Global warming episodes that were interspersed between prehistoric ice ages were caused by regular wobbles in the earth's tilt, according to new evidence from the University of Newcastle in Australia.
The research team, led by Russel Drysdale, suggest that the Earth emerges from ice ages due in large part to changes in the tilt of the planet in relation to the sun, otherwise known as its obliquity. This affects the total amount of sunlight each hemisphere receives in its respective summer, rather than the peak intensity of the solar radiation during the northern summer, according to the Discovery News.
The team studied sediment on the sea floor and compared the changes in the sea floor to similar material on the surface that can be accurately dated through samples taken from cave stalagmites.
The result is that the new date for the end of the second last ice age is thousands of years too early to be related to any increase in the intensity of the northern hemisphere summer as predicted by the Milankovitch Theory.

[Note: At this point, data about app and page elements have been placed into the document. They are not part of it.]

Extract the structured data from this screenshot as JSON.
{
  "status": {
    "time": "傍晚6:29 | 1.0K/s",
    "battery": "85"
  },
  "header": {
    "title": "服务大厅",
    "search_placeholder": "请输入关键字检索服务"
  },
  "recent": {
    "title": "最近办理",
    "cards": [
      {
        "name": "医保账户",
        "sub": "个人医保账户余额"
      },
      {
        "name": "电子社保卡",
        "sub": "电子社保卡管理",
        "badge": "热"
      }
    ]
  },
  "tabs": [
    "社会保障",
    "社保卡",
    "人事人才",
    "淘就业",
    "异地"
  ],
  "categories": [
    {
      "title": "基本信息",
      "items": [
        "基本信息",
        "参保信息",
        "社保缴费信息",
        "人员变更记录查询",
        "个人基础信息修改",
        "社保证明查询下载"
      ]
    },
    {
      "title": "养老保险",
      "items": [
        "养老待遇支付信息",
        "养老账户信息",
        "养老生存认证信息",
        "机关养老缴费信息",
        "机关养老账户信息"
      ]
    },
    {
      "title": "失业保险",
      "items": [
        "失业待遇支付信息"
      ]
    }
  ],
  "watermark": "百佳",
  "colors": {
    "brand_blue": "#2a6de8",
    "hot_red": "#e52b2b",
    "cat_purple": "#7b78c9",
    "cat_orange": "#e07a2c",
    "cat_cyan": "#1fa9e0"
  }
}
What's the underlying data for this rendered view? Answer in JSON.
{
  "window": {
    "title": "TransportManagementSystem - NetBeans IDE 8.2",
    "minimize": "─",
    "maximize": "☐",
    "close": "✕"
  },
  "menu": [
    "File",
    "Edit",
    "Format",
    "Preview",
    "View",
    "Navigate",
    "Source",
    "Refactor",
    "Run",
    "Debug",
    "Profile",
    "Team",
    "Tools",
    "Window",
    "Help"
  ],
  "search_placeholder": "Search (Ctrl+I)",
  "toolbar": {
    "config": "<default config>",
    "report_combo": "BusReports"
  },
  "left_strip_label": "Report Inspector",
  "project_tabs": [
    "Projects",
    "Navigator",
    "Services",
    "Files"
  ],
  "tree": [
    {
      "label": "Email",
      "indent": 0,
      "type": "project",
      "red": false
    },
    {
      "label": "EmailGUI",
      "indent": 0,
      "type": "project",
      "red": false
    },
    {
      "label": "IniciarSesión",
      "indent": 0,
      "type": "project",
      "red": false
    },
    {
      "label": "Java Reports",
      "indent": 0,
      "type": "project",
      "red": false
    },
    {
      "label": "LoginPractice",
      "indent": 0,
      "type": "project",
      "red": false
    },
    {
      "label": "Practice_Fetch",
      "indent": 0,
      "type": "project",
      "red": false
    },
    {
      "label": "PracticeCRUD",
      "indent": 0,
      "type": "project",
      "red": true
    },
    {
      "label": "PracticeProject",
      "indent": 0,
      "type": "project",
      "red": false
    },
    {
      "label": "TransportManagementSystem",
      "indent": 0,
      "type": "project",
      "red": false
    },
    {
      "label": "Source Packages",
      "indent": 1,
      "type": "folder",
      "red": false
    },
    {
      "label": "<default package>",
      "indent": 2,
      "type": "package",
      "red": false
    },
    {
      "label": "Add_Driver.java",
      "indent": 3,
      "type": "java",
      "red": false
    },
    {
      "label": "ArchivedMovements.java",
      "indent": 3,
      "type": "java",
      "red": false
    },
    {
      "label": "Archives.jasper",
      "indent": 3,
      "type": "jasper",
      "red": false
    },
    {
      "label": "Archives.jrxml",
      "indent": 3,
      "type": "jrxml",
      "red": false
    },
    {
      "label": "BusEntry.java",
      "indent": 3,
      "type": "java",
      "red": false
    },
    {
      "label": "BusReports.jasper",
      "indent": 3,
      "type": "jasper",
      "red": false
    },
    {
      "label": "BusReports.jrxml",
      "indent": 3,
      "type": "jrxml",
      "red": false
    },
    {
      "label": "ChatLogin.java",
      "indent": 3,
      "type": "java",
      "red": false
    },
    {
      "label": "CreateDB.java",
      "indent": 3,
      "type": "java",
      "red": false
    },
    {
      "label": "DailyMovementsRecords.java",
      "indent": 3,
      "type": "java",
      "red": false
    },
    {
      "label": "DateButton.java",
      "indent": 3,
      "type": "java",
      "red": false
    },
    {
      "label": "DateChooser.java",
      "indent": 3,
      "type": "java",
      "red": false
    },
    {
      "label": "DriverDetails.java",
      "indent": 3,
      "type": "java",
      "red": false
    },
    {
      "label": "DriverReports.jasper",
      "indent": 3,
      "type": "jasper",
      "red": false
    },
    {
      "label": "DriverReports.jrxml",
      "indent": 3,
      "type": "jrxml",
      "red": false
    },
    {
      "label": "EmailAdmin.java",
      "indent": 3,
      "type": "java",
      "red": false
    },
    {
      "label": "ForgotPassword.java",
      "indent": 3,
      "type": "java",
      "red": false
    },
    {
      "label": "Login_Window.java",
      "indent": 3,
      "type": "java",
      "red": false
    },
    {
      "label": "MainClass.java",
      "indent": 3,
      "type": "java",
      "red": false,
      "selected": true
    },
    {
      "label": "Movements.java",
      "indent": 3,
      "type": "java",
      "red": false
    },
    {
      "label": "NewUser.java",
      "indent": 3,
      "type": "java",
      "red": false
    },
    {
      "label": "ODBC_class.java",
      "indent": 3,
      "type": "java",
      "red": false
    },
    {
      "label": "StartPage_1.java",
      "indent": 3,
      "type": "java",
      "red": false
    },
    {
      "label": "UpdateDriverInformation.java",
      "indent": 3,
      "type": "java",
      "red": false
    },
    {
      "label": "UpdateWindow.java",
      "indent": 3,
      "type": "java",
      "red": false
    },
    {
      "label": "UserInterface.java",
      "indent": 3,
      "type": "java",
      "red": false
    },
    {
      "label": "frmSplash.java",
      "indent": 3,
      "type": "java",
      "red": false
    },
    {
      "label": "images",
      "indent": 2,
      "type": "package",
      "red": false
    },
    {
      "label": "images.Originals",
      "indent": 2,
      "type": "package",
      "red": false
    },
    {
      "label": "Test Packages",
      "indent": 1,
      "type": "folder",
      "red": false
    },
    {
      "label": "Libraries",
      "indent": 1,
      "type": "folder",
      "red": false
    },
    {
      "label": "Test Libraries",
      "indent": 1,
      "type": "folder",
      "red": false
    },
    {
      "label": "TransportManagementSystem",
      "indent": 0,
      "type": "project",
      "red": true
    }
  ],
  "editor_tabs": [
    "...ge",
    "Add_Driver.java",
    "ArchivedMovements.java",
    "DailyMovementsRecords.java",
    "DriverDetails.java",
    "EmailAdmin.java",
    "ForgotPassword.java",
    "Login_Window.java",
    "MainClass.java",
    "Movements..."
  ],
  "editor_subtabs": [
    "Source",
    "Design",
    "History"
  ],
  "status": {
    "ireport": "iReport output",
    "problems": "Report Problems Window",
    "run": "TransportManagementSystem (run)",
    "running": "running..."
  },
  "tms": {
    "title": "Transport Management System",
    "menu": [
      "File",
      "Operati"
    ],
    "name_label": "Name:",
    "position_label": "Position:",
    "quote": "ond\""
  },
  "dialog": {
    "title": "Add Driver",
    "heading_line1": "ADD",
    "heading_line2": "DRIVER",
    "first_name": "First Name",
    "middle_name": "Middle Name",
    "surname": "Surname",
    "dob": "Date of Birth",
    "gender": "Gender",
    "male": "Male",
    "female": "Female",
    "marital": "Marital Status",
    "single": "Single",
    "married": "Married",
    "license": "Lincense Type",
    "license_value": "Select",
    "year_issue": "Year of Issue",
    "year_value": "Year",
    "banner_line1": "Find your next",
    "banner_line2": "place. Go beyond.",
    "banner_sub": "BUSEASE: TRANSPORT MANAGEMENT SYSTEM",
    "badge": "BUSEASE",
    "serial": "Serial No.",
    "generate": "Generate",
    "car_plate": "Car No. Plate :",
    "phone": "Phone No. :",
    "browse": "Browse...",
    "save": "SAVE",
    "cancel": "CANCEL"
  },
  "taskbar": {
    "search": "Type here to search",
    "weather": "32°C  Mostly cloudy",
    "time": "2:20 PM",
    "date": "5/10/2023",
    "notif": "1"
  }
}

Instead, the researchers found that, in the past million years global warming events have occurred every second or third cycle of the Earth's changing obliquity, which occurs every 41,000 years.